Klamer, Marian [Ebook].The Alor-Pantar languages : History and typology, 2014
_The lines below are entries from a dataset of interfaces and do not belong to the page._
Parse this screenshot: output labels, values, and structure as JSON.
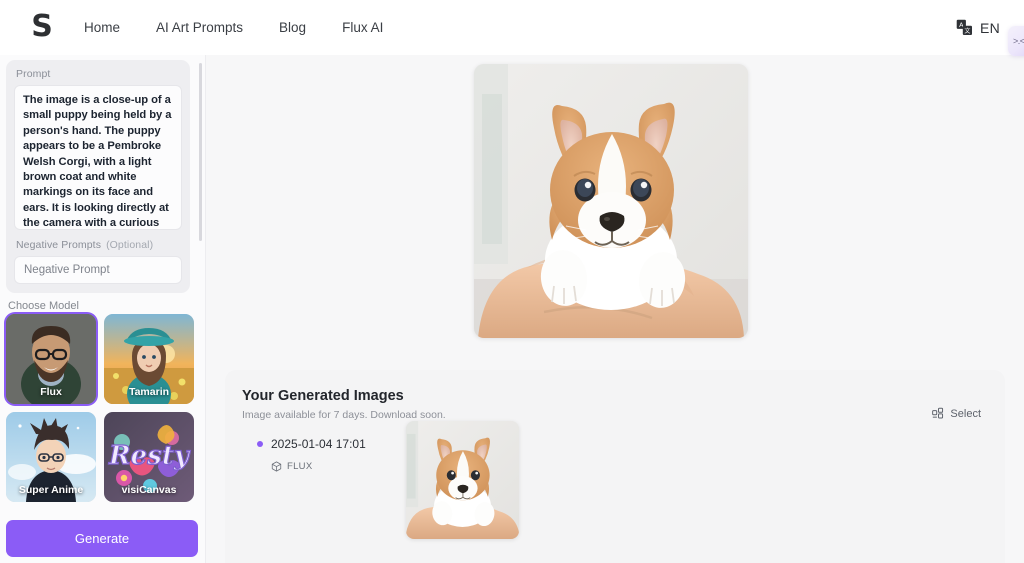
{
  "header": {
    "logo_text": "S",
    "logo_name": "site-logo",
    "nav": [
      {
        "label": "Home"
      },
      {
        "label": "AI Art Prompts"
      },
      {
        "label": "Blog"
      },
      {
        "label": "Flux AI"
      }
    ],
    "language": {
      "icon": "translate-icon",
      "label": "EN"
    },
    "corner_chip_icon": "widget-chip-icon"
  },
  "sidebar": {
    "prompt": {
      "label": "Prompt",
      "value": "The image is a close-up of a small puppy being held by a person's hand. The puppy appears to be a Pembroke Welsh Corgi, with a light brown coat and white markings on its face and ears. It is looking directly at the camera with a curious expression. The background is blurred, but it seems to be an indoor setting"
    },
    "negative_prompt": {
      "label": "Negative Prompts",
      "optional_tag": "(Optional)",
      "placeholder": "Negative Prompt",
      "value": ""
    },
    "choose_model_label": "Choose Model",
    "models": [
      {
        "name": "Flux",
        "selected": true
      },
      {
        "name": "Tamarin",
        "selected": false
      },
      {
        "name": "Super Anime",
        "selected": false
      },
      {
        "name": "visiCanvas",
        "selected": false
      }
    ],
    "generate_button": "Generate"
  },
  "main": {
    "hero_image_alt": "corgi-puppy-held-in-hands",
    "results": {
      "title": "Your Generated Images",
      "subtitle": "Image available for 7 days. Download soon.",
      "select_label": "Select",
      "select_icon": "grid-select-icon",
      "items": [
        {
          "timestamp": "2025-01-04 17:01",
          "model_icon": "cube-icon",
          "model": "FLUX",
          "thumbnail_alt": "corgi-puppy-thumbnail"
        }
      ]
    }
  },
  "colors": {
    "accent": "#8b5cf6",
    "page_bg": "#f7f7f8",
    "sidebar_bg": "#fbfbfc",
    "panel_bg": "#eeeef1",
    "card_bg": "#f4f4f5",
    "text_primary": "#23262c",
    "text_muted": "#8d9098"
  }
}
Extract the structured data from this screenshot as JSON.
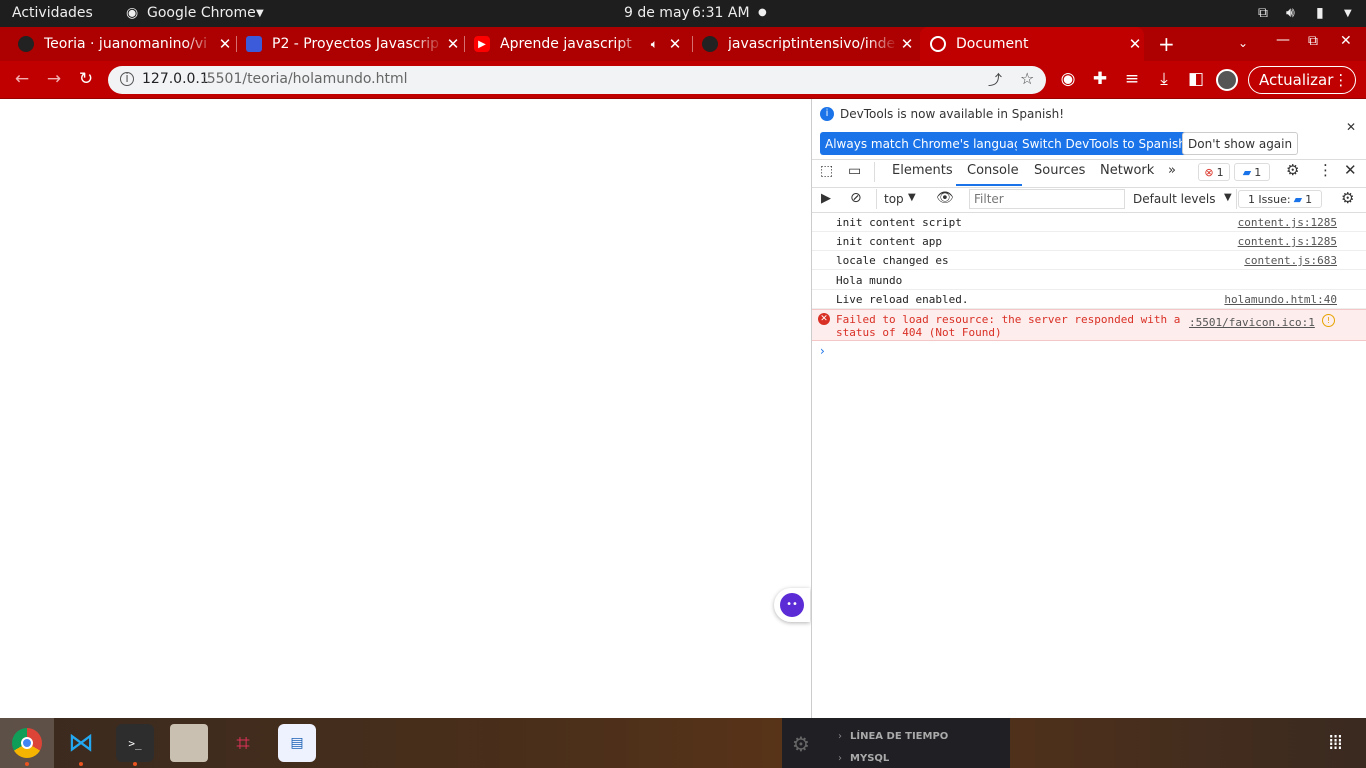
{
  "system_bar": {
    "activities": "Actividades",
    "app_name": "Google Chrome",
    "date": "9 de may",
    "time": "6:31 AM"
  },
  "tabs": [
    {
      "title": "Teoria · juanomanino/vi"
    },
    {
      "title": "P2 - Proyectos Javascrip"
    },
    {
      "title": "Aprende javascript"
    },
    {
      "title": "javascriptintensivo/inde"
    },
    {
      "title": "Document"
    }
  ],
  "address": {
    "host": "127.0.0.1",
    "path": ":5501/teoria/holamundo.html"
  },
  "update_button": "Actualizar",
  "devtools": {
    "banner": "DevTools is now available in Spanish!",
    "btn_match": "Always match Chrome's language",
    "btn_switch": "Switch DevTools to Spanish",
    "btn_dont": "Don't show again",
    "tabs": [
      "Elements",
      "Console",
      "Sources",
      "Network"
    ],
    "error_count": "1",
    "msg_count": "1",
    "context": "top",
    "filter_placeholder": "Filter",
    "levels": "Default levels",
    "issues_label": "1 Issue:",
    "issues_count": "1",
    "logs": [
      {
        "msg": "init content script",
        "src": "content.js:1285"
      },
      {
        "msg": "init content app",
        "src": "content.js:1285"
      },
      {
        "msg": "locale changed es",
        "src": "content.js:683"
      },
      {
        "msg": "Hola mundo",
        "src": ""
      },
      {
        "msg": "Live reload enabled.",
        "src": "holamundo.html:40"
      }
    ],
    "error": {
      "msg1": "Failed to load resource: the server responded with a",
      "msg2": "status of 404 (Not Found)",
      "src": ":5501/favicon.ico:1"
    }
  },
  "taskbar_panel": {
    "item1": "LÍNEA DE TIEMPO",
    "item2": "MYSQL"
  },
  "colors": {
    "chrome_red": "#ad0000",
    "accent_blue": "#1a73e8",
    "error_red": "#d93025"
  }
}
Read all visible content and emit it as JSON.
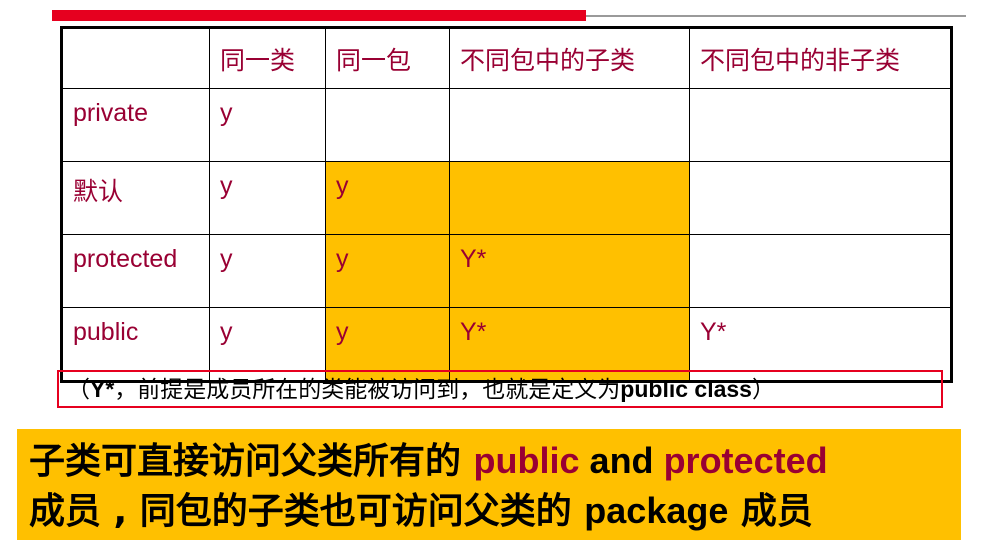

The Alor-Pantar family constitutes the westernmost outlier group of Papuan (Non-Austronesian) languages. Its twenty or so languages are spoken onthe islands of Alor and Pantar, located just north of Timor, in eastern In-donesia. Together with the Papuan languages of Timor, they make up theTimor-Alor-Pantar family. The languages average 5,000 speakers and areunder pressure from the local Malay variety as well as the national lan-guage, Indonesian.This volume studies the internal and external linguistic history of thisinteresting group, and showcases some of its unique typological features,such as the preference to index the transitive patient-like argument onthe verb but not the agent-like one; the extreme variety in morphologi-cal alignment patterns; the use of plural number words; the existence ofquinary numeral systems; the elaborate spatial deictic systems involvingan elevation component; and the great variation exhibited in their kinshipsystems.Unlike many other Papuan languages, Alor-Pantar languages do not ex-hibit clause-chaining, do not have switch reference systems, never suffixsubject indexes to verbs, do not mark gender, but do encode clusivity intheir pronominal systems. Indeed, apart from a broadly similar head-finalsyntactic profile, there is little else that the Alor-Pantar languages sharewith Papuan languages spoken in other regions. While all of them showsome traces of contact with Austronesian languages, in general, borrow-ing from Austronesian has not been intense, and contact with Malay andIndonesian is a relatively recent phenomenon in most of the Alor-Pantarregion.